January 14, 2013

As the government of CAR attempts to implement a peace deal with rebel groups, MSF is expanding its emergency response for people affected by the conflict.

As the government of Central African Republic (CAR) attempts to implement a peace deal it struck with rebel groups in the country, Doctors Without Borders/Médecins Sans Frontières (MSF) is continuing to expand its emergency response to thousands of people who have been affected by the conflict. MSF is also negotiating for greater access to areas where health care staff has fled and basic medical services are no longer available.

In recent weeks, as the conflict worsened, thousands of civilians fled their homes and sought refuge in the bush, where they tried to subsist without proper shelter, safe drinking water, or access to medical services. On January 10, MSF opened an emergency project in the government-held frontline town of Damara and began providing basic health care, conducting mobile clinics, and supporting displaced people in order to prevent deaths due to common illnesses such as diarrhea, respiratory infections, and malaria, which is a chronic health care threat in CAR. Medical staff has been treating up to 100 patients per day, most of them for malaria and malnutrition.

"The Central African population already suffers from some of the worst health indicators in the world, with alarming mortality rates even in peaceful times,” says Sylvain Groulx, an MSF coordinator in CAR. “Because of the recent instability, many people have been forced to displace themselves.
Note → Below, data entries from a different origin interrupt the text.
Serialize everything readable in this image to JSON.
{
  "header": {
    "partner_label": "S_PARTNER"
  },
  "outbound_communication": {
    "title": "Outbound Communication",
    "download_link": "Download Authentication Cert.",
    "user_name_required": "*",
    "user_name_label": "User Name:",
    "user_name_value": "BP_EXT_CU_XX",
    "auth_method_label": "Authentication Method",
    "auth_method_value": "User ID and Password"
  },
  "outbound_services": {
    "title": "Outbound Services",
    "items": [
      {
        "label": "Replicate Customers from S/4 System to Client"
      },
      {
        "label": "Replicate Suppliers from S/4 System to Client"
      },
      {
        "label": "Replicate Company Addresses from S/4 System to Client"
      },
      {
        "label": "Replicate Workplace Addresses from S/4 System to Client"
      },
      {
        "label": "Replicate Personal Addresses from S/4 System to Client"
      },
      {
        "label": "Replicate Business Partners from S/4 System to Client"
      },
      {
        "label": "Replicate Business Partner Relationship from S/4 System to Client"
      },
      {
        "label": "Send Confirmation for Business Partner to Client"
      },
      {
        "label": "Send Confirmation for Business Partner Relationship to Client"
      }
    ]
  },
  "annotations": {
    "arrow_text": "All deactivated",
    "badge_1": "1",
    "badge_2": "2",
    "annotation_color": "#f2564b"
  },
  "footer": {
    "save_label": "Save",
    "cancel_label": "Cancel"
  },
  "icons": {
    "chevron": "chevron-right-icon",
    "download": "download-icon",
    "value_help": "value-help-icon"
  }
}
An added burden is the fact that many local health facilities closed when medical staff fled into the bush. The few health posts that have remained open are either running out of basic essential medicines or, worse, had their stock completely looted."

At an MSF project in Batangafo, in the northwest of the country, consultations at the hospital have dropped from an average 128 a day in the 10 days before the town was taken by rebel forces to an average of 66 a day. Many families fled into the bush, spending the nights in the cold, without mosquito nets and with limited amounts of food and safe drinking water.
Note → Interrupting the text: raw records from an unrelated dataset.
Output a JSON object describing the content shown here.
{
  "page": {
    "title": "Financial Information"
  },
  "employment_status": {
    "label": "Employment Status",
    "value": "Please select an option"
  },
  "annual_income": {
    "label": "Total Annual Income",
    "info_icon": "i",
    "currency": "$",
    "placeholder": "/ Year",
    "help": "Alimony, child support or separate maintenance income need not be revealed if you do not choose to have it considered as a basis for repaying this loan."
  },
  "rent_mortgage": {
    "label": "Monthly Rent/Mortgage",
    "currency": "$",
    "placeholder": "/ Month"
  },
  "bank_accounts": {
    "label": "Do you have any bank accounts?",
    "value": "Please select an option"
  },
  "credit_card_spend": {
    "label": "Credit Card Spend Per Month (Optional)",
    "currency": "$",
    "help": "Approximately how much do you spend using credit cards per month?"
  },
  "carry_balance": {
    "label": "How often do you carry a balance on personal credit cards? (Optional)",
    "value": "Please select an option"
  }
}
In December, an MSF emergency surgical team sent to Kaga Bandoro treated 6 people for bullet wounds and 27 civilians, including women and children, for burns after an explosion at a petrol station.

MSF has carried out an evaluation of seven health centers in the capital of Bangui, and mobile teams are now visiting those health centers on a regular basis, providing training for the rapid diagnostic malaria test and providing malaria drugs to treat approximately 840 malaria cases. MSF is also prepared to offer emergency surgical response in Bangui, with one team pre-positioned in Maternité Castor, ready to respond. Additionally, MSF has sent teams to evaluate the situation from Grimari to Bria, and Sibut, and the organization is transporting several tons of medicine to distribute immediately to health facilities that are open.
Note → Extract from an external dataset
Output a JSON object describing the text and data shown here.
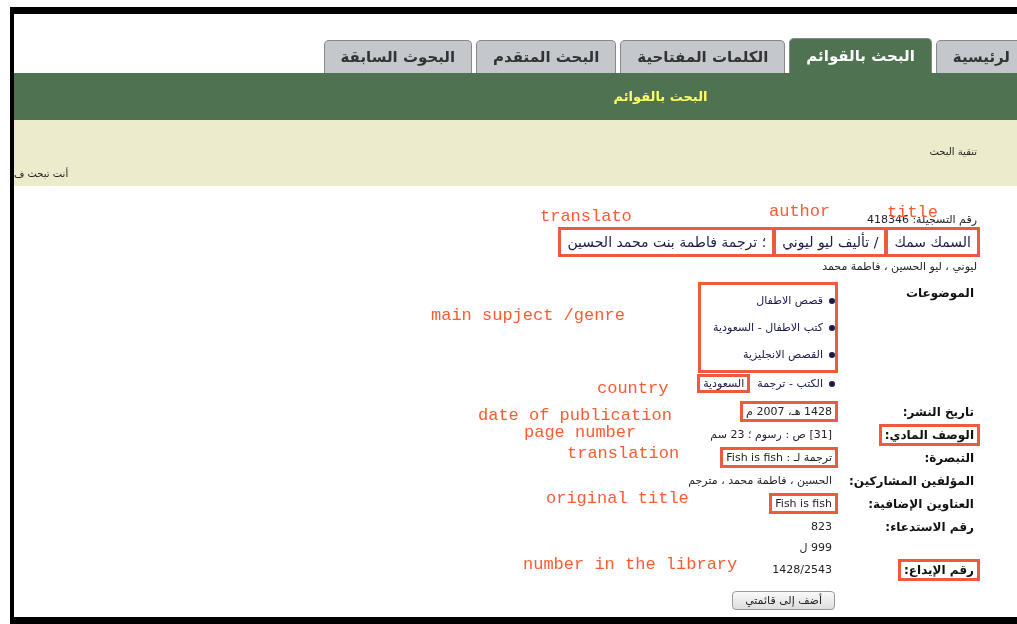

Before this conflict, CAR was already in a chronic state of medical emergency. The population has suffered from decades of violence, displacement, and insecurity caused by clashes between rebel groups and government forces, as well as armed bandits. Access to health care is limited due to a lack of qualified human resources, a very limited Ministry of Health presence outside the capital, and frequent ruptures in the supplies of essential medicines. The current armed conflict is aggravating the existing health crisis, as thousands of people remain vulnerable to disease, with little or no access to health care. Investment from international donors and aid agencies will likely shrink if there is no guarantee of a stable government and no guarantee of security for aid personnel.

MSF has 75 international staff working in five of the 17 country’s prefectures. All seven of its projects have remained operational with expatriate and national staff throughout the crisis. The number will continue to grow to support new emergency projects.